Tiger’s secret- drivers bigger than his head.
Every year, Electronic Arts struggles to offer enough innovation in their franchise games so that players will plunk down their cash on the latest title. Most will remember the ‘Quarterback Cone’ feature of Madden NFL ’06, which greatly increased the difficulty of completing passes. The gimmick was an ill-fated attempt at offering a substantive feature beyond the typical roster update. Luckily, golf lends itself slightly better to an annual game; a developer can add courses to easily change the look and play of the game. To ensure profitability and avoid the wrath of critics, EA usually changes at least one additional core gameplay element to Tiger Woods every year.
2003 saw the introduction of the analog swing, which used the stick to simulate a golf swing, while 2005 brought us ‘Tiger Proofing’- the ability to gently alter existing holes. Last year’s game included the ability to save and send golf clips to other Tiger Woods players as well as the ability to map our own faces onto in-game golfers. This year’s innovation is the integration of Hank Haney, Tiger’s personal coach. We wonder why Haney wasn’t included earlier- his drills and assistance genuinely improve a player’s performance in a realistic manner. The coach will track and drill the player through four areas: power, accuracy, short game, and putting. While a player’s skill should naturally increase through play, Haney’s guidance and drills offered an engaging reprieve from the tension of tournament play.
With every hole, there’s a GamerNet Challenge.
‘Club tuning’ brings an attractive risk/reward system into the game. Players now have the ability to add more power to a club by adjusting the size of the ‘sweet spot’- the area on the face of a club that determines the accuracy of the hit. However, adding more power will negatively affect player precision- and visa versa. If you are having a hard time hitting the ball straight down the fairway, you can increase your accuracy at the sake of distance. If players continually shank the ball to the right; your clubs can now be tuned to compensate for that habit. Gamers will be returning to the tuner regularly as they obtain each new set of clubs.
TWPT 2009 offers a slight graphical improvement over its predecessor. Last year’s post-shot reaction animations occasionally lacked fluidity, while this year no such choppiness is present. 2009’s color scheme is marginally oriented toward brighter colors, a tweak we appreciated.
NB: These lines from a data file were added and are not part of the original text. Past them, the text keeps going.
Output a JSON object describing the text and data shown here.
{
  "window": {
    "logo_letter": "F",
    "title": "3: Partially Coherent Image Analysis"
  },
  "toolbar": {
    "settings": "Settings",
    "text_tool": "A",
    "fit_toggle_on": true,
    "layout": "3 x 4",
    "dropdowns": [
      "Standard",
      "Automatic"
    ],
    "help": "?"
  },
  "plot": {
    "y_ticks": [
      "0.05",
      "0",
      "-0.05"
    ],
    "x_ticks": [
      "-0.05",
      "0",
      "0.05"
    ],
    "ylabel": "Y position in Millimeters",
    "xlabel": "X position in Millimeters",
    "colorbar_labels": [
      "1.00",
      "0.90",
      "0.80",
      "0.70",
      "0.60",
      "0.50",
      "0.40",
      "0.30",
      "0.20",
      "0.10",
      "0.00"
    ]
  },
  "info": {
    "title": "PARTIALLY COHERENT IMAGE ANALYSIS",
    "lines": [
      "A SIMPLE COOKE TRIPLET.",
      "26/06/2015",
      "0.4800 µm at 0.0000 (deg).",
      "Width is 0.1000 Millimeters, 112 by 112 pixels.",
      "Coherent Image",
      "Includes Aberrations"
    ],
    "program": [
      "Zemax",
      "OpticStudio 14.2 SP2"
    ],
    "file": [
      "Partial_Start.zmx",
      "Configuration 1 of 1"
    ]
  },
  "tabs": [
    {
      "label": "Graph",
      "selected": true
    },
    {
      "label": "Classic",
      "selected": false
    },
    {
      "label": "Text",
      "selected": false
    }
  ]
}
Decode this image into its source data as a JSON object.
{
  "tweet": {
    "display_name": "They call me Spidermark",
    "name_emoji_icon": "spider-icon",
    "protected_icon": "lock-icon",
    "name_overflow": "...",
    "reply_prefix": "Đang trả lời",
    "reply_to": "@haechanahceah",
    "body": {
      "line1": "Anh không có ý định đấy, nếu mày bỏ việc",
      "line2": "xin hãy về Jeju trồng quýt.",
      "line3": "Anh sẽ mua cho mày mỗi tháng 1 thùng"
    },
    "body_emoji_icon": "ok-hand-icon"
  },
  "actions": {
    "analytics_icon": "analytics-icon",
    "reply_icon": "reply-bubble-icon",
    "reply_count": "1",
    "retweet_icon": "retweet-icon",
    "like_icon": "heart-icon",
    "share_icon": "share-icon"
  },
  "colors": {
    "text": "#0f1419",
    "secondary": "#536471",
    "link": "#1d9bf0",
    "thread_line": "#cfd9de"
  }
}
During hole fly-bys we noticed a slight bit of chop in the PS3 game that was not present in the 360 title. Online multiplayer has been improved through the use of simultaneous play, which greatly speeds matches. Now when you have finished a hole; the player may go to the scorecard, or observe (and vex) your fellow duffers. For players that prefer the three click input method, found in the Hot Shots Golf series, EA has included this alternate system. Players merely need to press in the right analog stick to toggle modes.
Stellen Skarsgard explains golf to Jude Law.
In an era of user-created content, we wonder why Tiger Woods hasn’t introduced a course creation feature. Next-gen systems can easily handle the required geometric processing; even the ‘Tiger Proofing” of 2005 allowed a bit of user flexibility. The lack of any hole altering features is a serious omission. Although EA has added five new courses, Bay Hill, Gary Player Country Club, Sheshan, Wentworth, and Wolf Creek, the number of courses remains set at 16.
While hardcore fans of the series will be picking this title up upon release, we recommend Tiger Woods PGA Tour 2009 only to fans that haven’t played the franchise since 2007. This year’s edition corrects some of the qualms we had with last year’s game (unforgiving analog control and a lack of any graphical representation of how the ball was hit), but lacks enough truly compelling innovation to warrant a $60 purchase. As it stands, the coaching, tweaks, and new courses are welcome, but don’t cover the current MSRP. We suggest waiting for the inevitable price drop, after all, tycoon Tiger probably won’t miss the revenue.
Final Grade: A-
Tiger readies for the ‘throw the controller at the wall’ drill.